Japan's stock benchmark rallied on Friday to the highest since August 1990, the country's "bubble" era, driven by a confluence of positive factors from strong earnings to an economy showing signs of revving up and optimism over a U.S. debt ceiling deal.

The Nikkei benchmark index jumped as high as 30,924.57 before closing the day up 0.77% at 30,808.35, a seventh straight winning session.

The broader Topix, which had reached the post-bubble milestone on Tuesday, extended its climb to as high as 2,171.37, before ending with a more modest 0.18% gain to 2,161.69.

Japan's stock rally has been powered by an overall very strong earnings season, a weaker yen underpinned by views that the Bank of Japan will keep stimulus for longer and an economy that is starting to show signs of a post-COVID consumption revival.

Foreign buying thanks to increased investment by Warren Buffett and a push for better corporate governance by the Tokyo Stock Exchange have provided additional impetus.

The Nikkei's final push to a 33-year peak drew momentum from rising optimism that U.S. lawmakers can reach a debt ceiling deal and avert a catastrophic default.

"Long-term fundamentals might have begun changing in Japan, and foreign investors do not want to miss this opportunity," said Masayuki Kichikawa, chief macro strategist at Sumitomo Mitsui DS Asset Management.

"As long as any U.S. slowdown is mild, the current level of Japanese equities in not overvalued. There is still room for a further rise."

Among the Tokyo Stock Exchange's 33 industry sectors, precision machinery led with a 1.43% rise, followed by services, up 1.35%, and machinery, which rose 1.08%.

Uniqlo store operator Fast Retailing was the biggest gainer by index points on the Nikkei, contributing 74 points with a 2.19% rally.

Office equipment company Ricoh was the biggest percentage gainer, jumping 7.69% on news it was considering joining forces with a Toshiba unit to develop and manufacture copiers and printers.

The prospective deal is another example of how corporate reforms - including business portfolio restructuring - are taking hold in Japan, justifying the rally, said Jamie Halse, who manages an A$500 million ($340 million) Japan-focused fund at Platinum Asset Management in Sydney.

"We're seeing foreigners return to buying in Japan, and we haven't seen that kind of buying since 2013," at the start of co-called Abenomics, he said.

"It's very early innings in the reform process," Halse added. "It's still cheap."

Despite that optimism, the market is flashing some warning signs.

Chip stocks started the day strongly following a rally for U.S. peers, but then erased those gains or even turned sharply lower. Advantest surged 3.35% initially, but ended the day as the Nikkei's worst performer, sliding 2.86%.

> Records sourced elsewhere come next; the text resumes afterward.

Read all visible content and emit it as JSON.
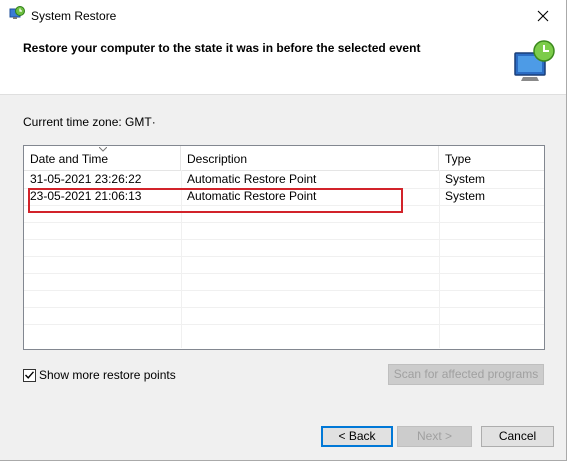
{
  "window": {
    "title": "System Restore"
  },
  "header": {
    "heading": "Restore your computer to the state it was in before the selected event"
  },
  "content": {
    "timezone_label": "Current time zone: GMT·",
    "columns": [
      "Date and Time",
      "Description",
      "Type"
    ],
    "rows": [
      {
        "date": "31-05-2021 23:26:22",
        "description": "Automatic Restore Point",
        "type": "System"
      },
      {
        "date": "23-05-2021 21:06:13",
        "description": "Automatic Restore Point",
        "type": "System"
      }
    ],
    "show_more_label": "Show more restore points",
    "show_more_checked": true,
    "scan_button": "Scan for affected programs"
  },
  "footer": {
    "back": "< Back",
    "next": "Next >",
    "cancel": "Cancel"
  },
  "colors": {
    "highlight": "#d2232a",
    "accent": "#0078d7"
  }
}
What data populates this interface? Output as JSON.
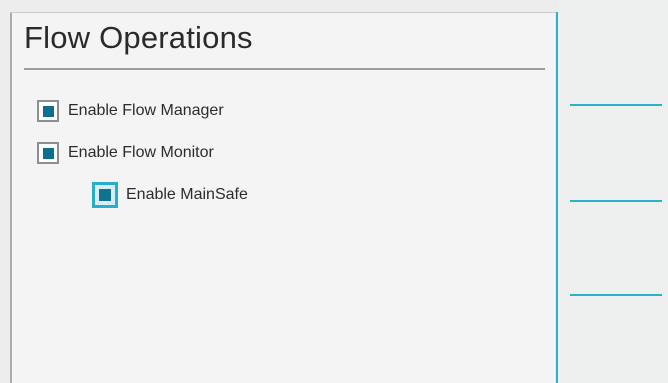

Financial shares fell the most among the TSE's 33 industry groups, retreating 1.56% after hitting a two-month peak on Thursday.

"Investors are going to spend today thinking hard about whether this Nikkei rally will continue," said Kazuo Kamitami, a strategist at Nomura Securities.

"The word 'overheated' is going to be very much front of mind." (Reporting by Kevin Buckland; Editing by Shri Navaratnam)